Web page and app entries
-----

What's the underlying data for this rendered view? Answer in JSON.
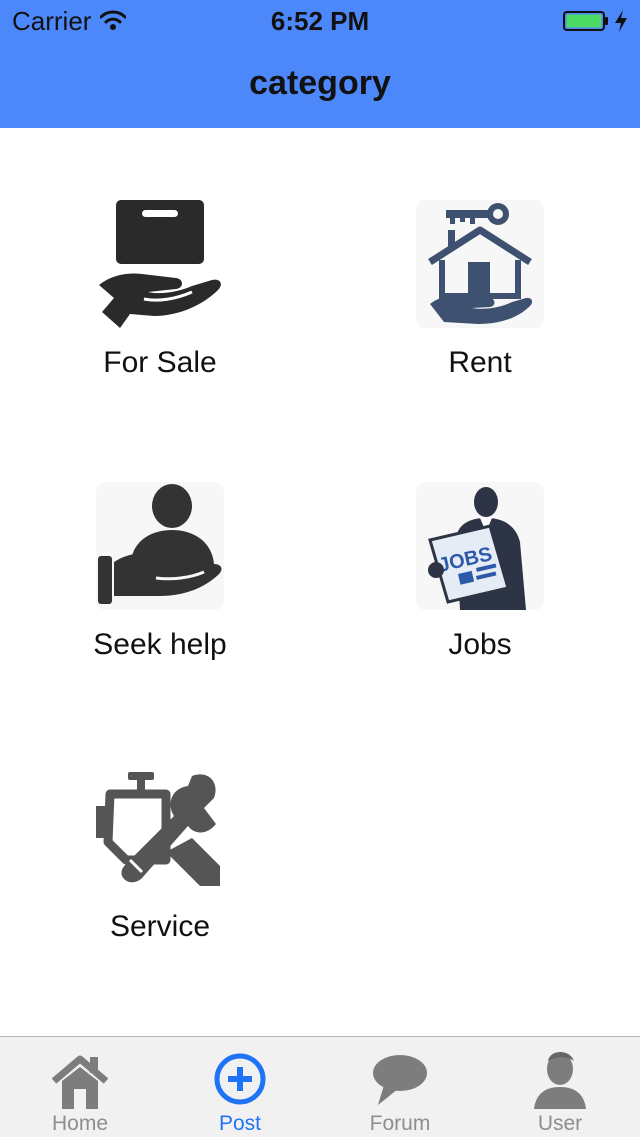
{
  "status_bar": {
    "carrier": "Carrier",
    "time": "6:52 PM"
  },
  "nav": {
    "title": "category"
  },
  "categories": [
    {
      "label": "For Sale",
      "icon": "hand-box-icon"
    },
    {
      "label": "Rent",
      "icon": "house-key-icon"
    },
    {
      "label": "Seek help",
      "icon": "person-hand-icon"
    },
    {
      "label": "Jobs",
      "icon": "newspaper-jobs-icon"
    },
    {
      "label": "Service",
      "icon": "engine-wrench-icon"
    }
  ],
  "jobs_sign": "JOBS",
  "tab_bar": {
    "active": "Post",
    "tabs": [
      {
        "label": "Home",
        "icon": "home-icon"
      },
      {
        "label": "Post",
        "icon": "plus-circle-icon"
      },
      {
        "label": "Forum",
        "icon": "chat-bubble-icon"
      },
      {
        "label": "User",
        "icon": "user-icon"
      }
    ]
  },
  "colors": {
    "nav_background": "#4d88fb",
    "tab_active": "#1f74f5",
    "tab_inactive": "#8e8e8e",
    "icon_dark": "#2a2a2a",
    "icon_slate": "#3e5170",
    "battery": "#4cd964"
  }
}
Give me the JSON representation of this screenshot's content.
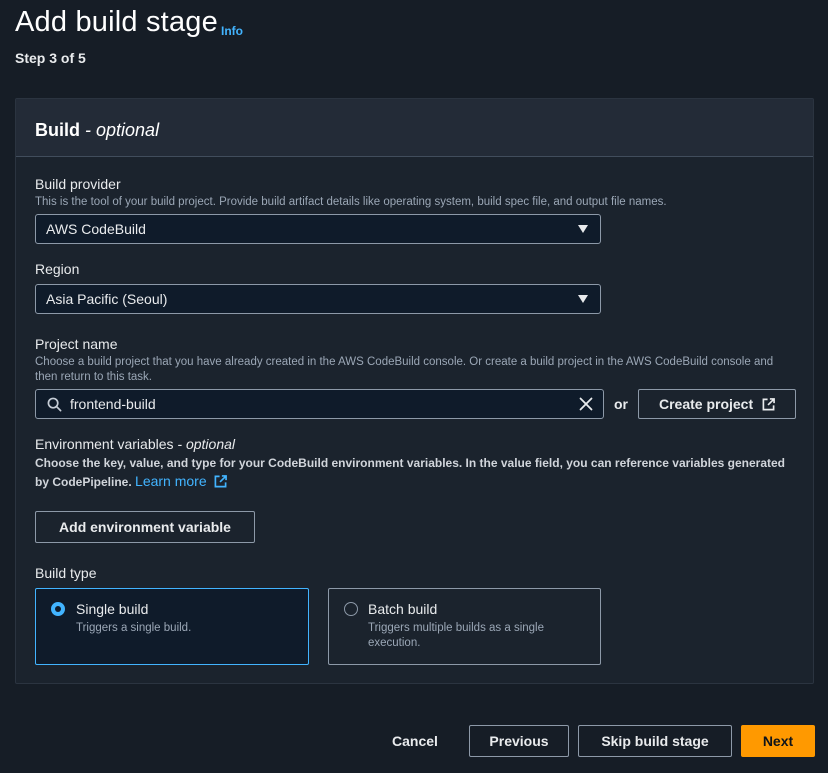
{
  "header": {
    "title": "Add build stage",
    "info": "Info",
    "step": "Step 3 of 5"
  },
  "panel": {
    "title": "Build",
    "title_suffix": "- optional"
  },
  "build_provider": {
    "label": "Build provider",
    "description": "This is the tool of your build project. Provide build artifact details like operating system, build spec file, and output file names.",
    "value": "AWS CodeBuild"
  },
  "region": {
    "label": "Region",
    "value": "Asia Pacific (Seoul)"
  },
  "project_name": {
    "label": "Project name",
    "description": "Choose a build project that you have already created in the AWS CodeBuild console. Or create a build project in the AWS CodeBuild console and then return to this task.",
    "value": "frontend-build",
    "or": "or",
    "create_label": "Create project"
  },
  "env_vars": {
    "label": "Environment variables",
    "label_suffix": "- optional",
    "description": "Choose the key, value, and type for your CodeBuild environment variables. In the value field, you can reference variables generated by CodePipeline.",
    "learn_more": "Learn more",
    "add_label": "Add environment variable"
  },
  "build_type": {
    "label": "Build type",
    "options": [
      {
        "title": "Single build",
        "description": "Triggers a single build.",
        "selected": true
      },
      {
        "title": "Batch build",
        "description": "Triggers multiple builds as a single execution.",
        "selected": false
      }
    ]
  },
  "footer": {
    "cancel": "Cancel",
    "previous": "Previous",
    "skip": "Skip build stage",
    "next": "Next"
  },
  "colors": {
    "background": "#161d26",
    "panel": "#1b232d",
    "accent": "#42b4ff",
    "primary": "#ff9900"
  }
}
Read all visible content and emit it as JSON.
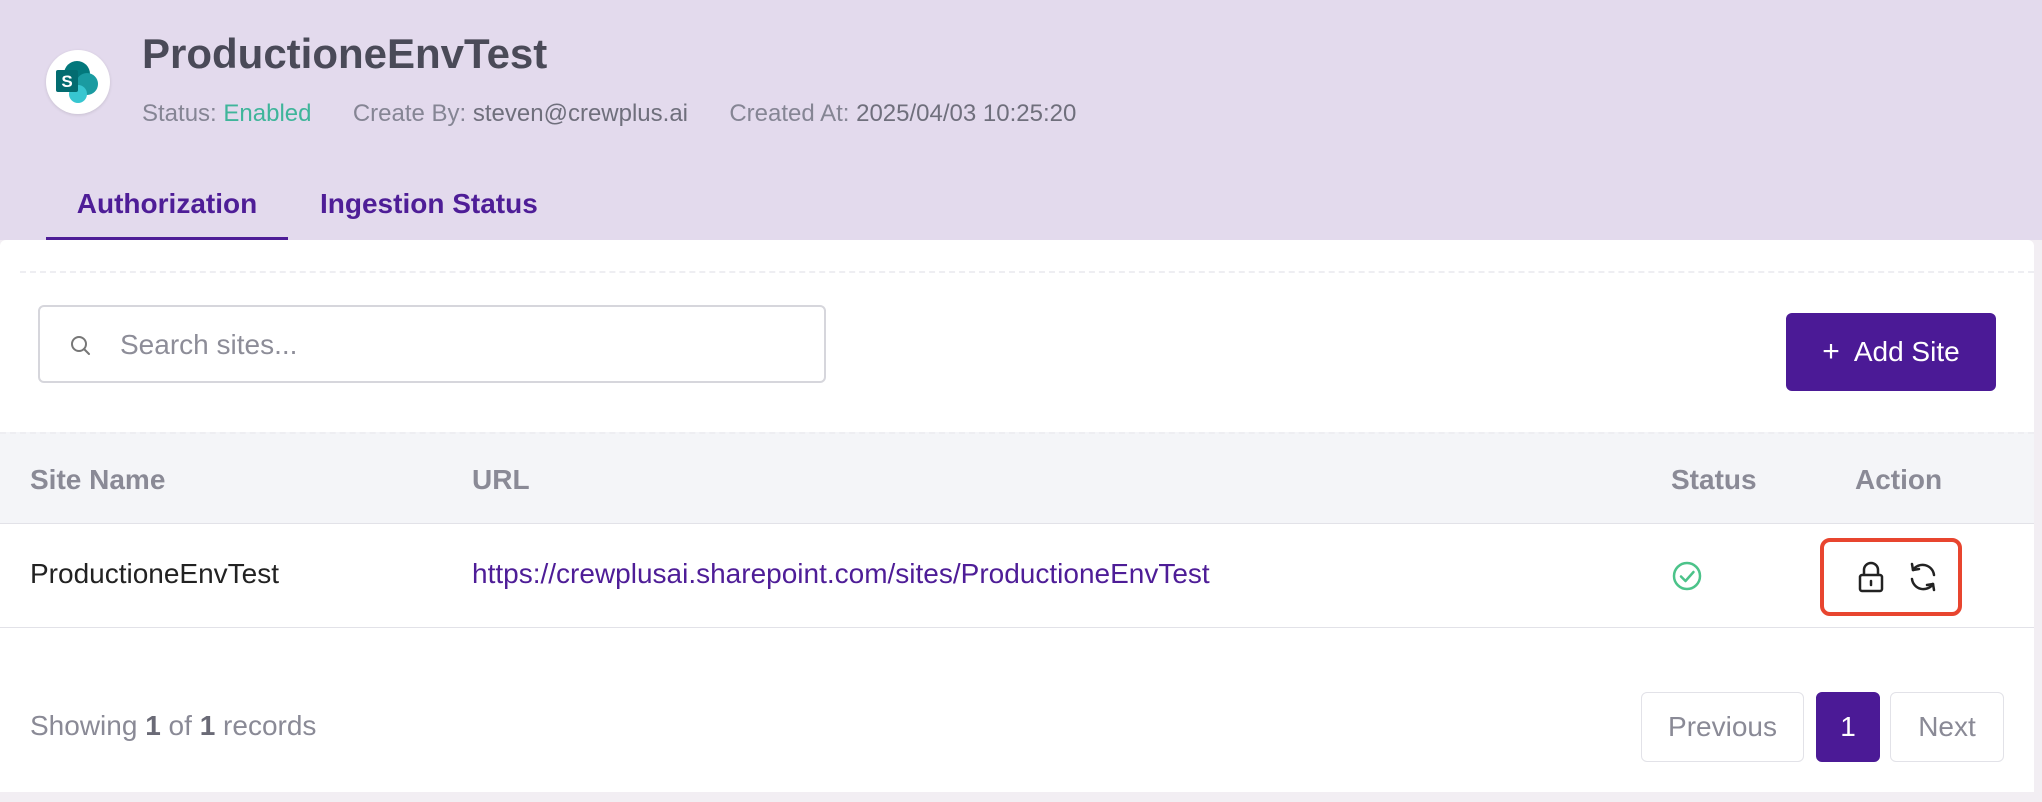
{
  "header": {
    "title": "ProductioneEnvTest",
    "logo_icon": "sharepoint-icon",
    "status_label": "Status:",
    "status_value": "Enabled",
    "created_by_label": "Create By:",
    "created_by_value": "steven@crewplus.ai",
    "created_at_label": "Created At:",
    "created_at_value": "2025/04/03 10:25:20",
    "status_color": "#3fb59a"
  },
  "tabs": [
    {
      "label": "Authorization",
      "active": true
    },
    {
      "label": "Ingestion Status",
      "active": false
    }
  ],
  "toolbar": {
    "search_placeholder": "Search sites...",
    "search_value": "",
    "add_button_label": "Add Site",
    "add_button_icon": "plus-icon"
  },
  "table": {
    "columns": [
      "Site Name",
      "URL",
      "Status",
      "Action"
    ],
    "rows": [
      {
        "site_name": "ProductioneEnvTest",
        "url": "https://crewplusai.sharepoint.com/sites/ProductioneEnvTest",
        "status_icon": "check-circle-icon",
        "actions": [
          "lock-icon",
          "refresh-icon"
        ]
      }
    ]
  },
  "footer": {
    "showing_prefix": "Showing",
    "from": "1",
    "of_label": "of",
    "total": "1",
    "records_label": "records"
  },
  "pagination": {
    "previous_label": "Previous",
    "current_page": "1",
    "next_label": "Next"
  },
  "colors": {
    "accent": "#4b1a96",
    "header_bg": "#e3daed",
    "highlight_border": "#e8452f"
  }
}
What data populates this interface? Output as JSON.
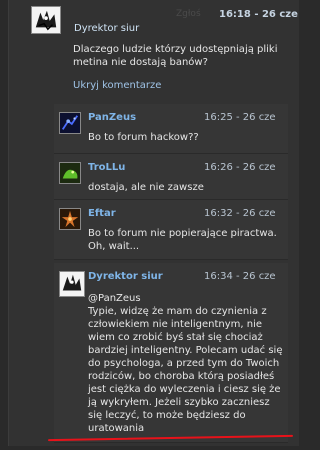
{
  "root": {
    "author": "Dyrektor siur",
    "report_label": "Zgłoś",
    "time": "16:18 - 26 cze",
    "text": "Dlaczego ludzie którzy udostępniają pliki metina nie dostają banów?",
    "toggle_label": "Ukryj komentarze"
  },
  "replies": [
    {
      "author": "PanZeus",
      "time": "16:25 - 26 cze",
      "text": "Bo to forum hackow??"
    },
    {
      "author": "TroLLu",
      "time": "16:26 - 26 cze",
      "text": "dostaja, ale nie zawsze"
    },
    {
      "author": "Eftar",
      "time": "16:32 - 26 cze",
      "text": "Bo to forum nie popierające piractwa. Oh, wait..."
    },
    {
      "author": "Dyrektor siur",
      "time": "16:34 - 26 cze",
      "mention": "@PanZeus",
      "text": "Typie, widzę że mam do czynienia z człowiekiem nie inteligentnym, nie wiem co zrobić byś stał się chociaż bardziej inteligentny. Polecam udać się do psychologa, a przed tym do Twoich rodziców, bo choroba którą posiadłeś jest ciężka do wyleczenia i ciesz się że ją wykryłem. Jeżeli szybko zaczniesz się leczyć, to może będziesz do uratowania"
    }
  ],
  "colors": {
    "accent_link": "#9fc3e6",
    "author_name": "#7fb5e8",
    "annotation_underline": "#e8121a"
  },
  "icons": [
    "ink-portrait-avatar",
    "nebula-avatar",
    "green-creature-avatar",
    "fire-star-avatar"
  ]
}
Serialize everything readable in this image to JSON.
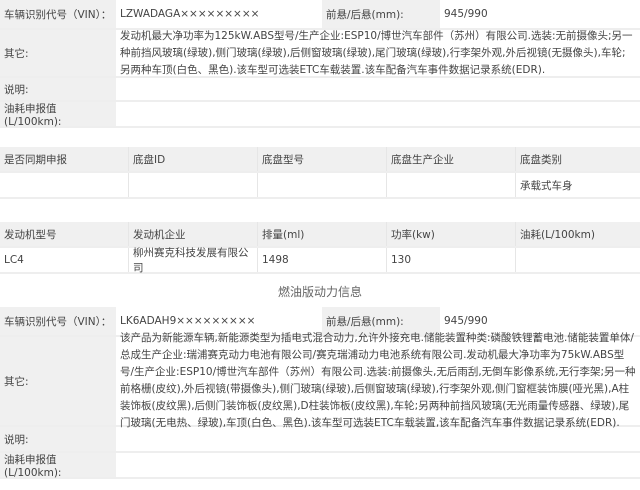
{
  "block1": {
    "vin_label": "车辆识别代号（VIN）：",
    "vin": "LZWADAGA×××××××××",
    "overhang_label": "前悬/后悬(mm):",
    "overhang": "945/990",
    "other_label": "其它:",
    "other": "发动机最大净功率为125kW.ABS型号/生产企业:ESP10/博世汽车部件（苏州）有限公司.选装:无前摄像头;另一种前挡风玻璃(绿玻),侧门玻璃(绿玻),后侧窗玻璃(绿玻),尾门玻璃(绿玻),行李架外观,外后视镜(无摄像头),车轮;另两种车顶(白色、黑色).该车型可选装ETC车载装置.该车配备汽车事件数据记录系统(EDR).",
    "note_label": "说明:",
    "fuel_label": "油耗申报值(L/100km):"
  },
  "chassis": {
    "headers": [
      "是否同期申报",
      "底盘ID",
      "底盘型号",
      "底盘生产企业",
      "底盘类别"
    ],
    "row": [
      "",
      "",
      "",
      "",
      "承载式车身"
    ]
  },
  "engine": {
    "headers": [
      "发动机型号",
      "发动机企业",
      "排量(ml)",
      "功率(kw)",
      "油耗(L/100km)"
    ],
    "row": [
      "LC4",
      "柳州赛克科技发展有限公司",
      "1498",
      "130",
      ""
    ]
  },
  "section_title": "燃油版动力信息",
  "block2": {
    "vin_label": "车辆识别代号（VIN）：",
    "vin": "LK6ADAH9×××××××××",
    "overhang_label": "前悬/后悬(mm):",
    "overhang": "945/990",
    "other_label": "其它:",
    "other": "该产品为新能源车辆,新能源类型为插电式混合动力,允许外接充电.储能装置种类:磷酸铁锂蓄电池.储能装置单体/总成生产企业:瑞浦赛克动力电池有限公司/赛克瑞浦动力电池系统有限公司.发动机最大净功率为75kW.ABS型号/生产企业:ESP10/博世汽车部件（苏州）有限公司.选装:前摄像头,无后雨刮,无倒车影像系统,无行李架;另一种前格栅(皮纹),外后视镜(带摄像头),侧门玻璃(绿玻),后侧窗玻璃(绿玻),行李架外观,侧门窗框装饰膜(哑光黑),A柱装饰板(皮纹黑),后侧门装饰板(皮纹黑),D柱装饰板(皮纹黑),车轮;另两种前挡风玻璃(无光雨量传感器、绿玻),尾门玻璃(无电热、绿玻),车顶(白色、黑色).该车型可选装ETC车载装置,该车配备汽车事件数据记录系统(EDR).",
    "note_label": "说明:",
    "fuel_label": "油耗申报值(L/100km):"
  }
}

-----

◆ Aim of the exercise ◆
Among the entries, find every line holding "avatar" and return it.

◆ Result ◆
    "ink-portrait-avatar",
    "nebula-avatar",
    "green-creature-avatar",
    "fire-star-avatar"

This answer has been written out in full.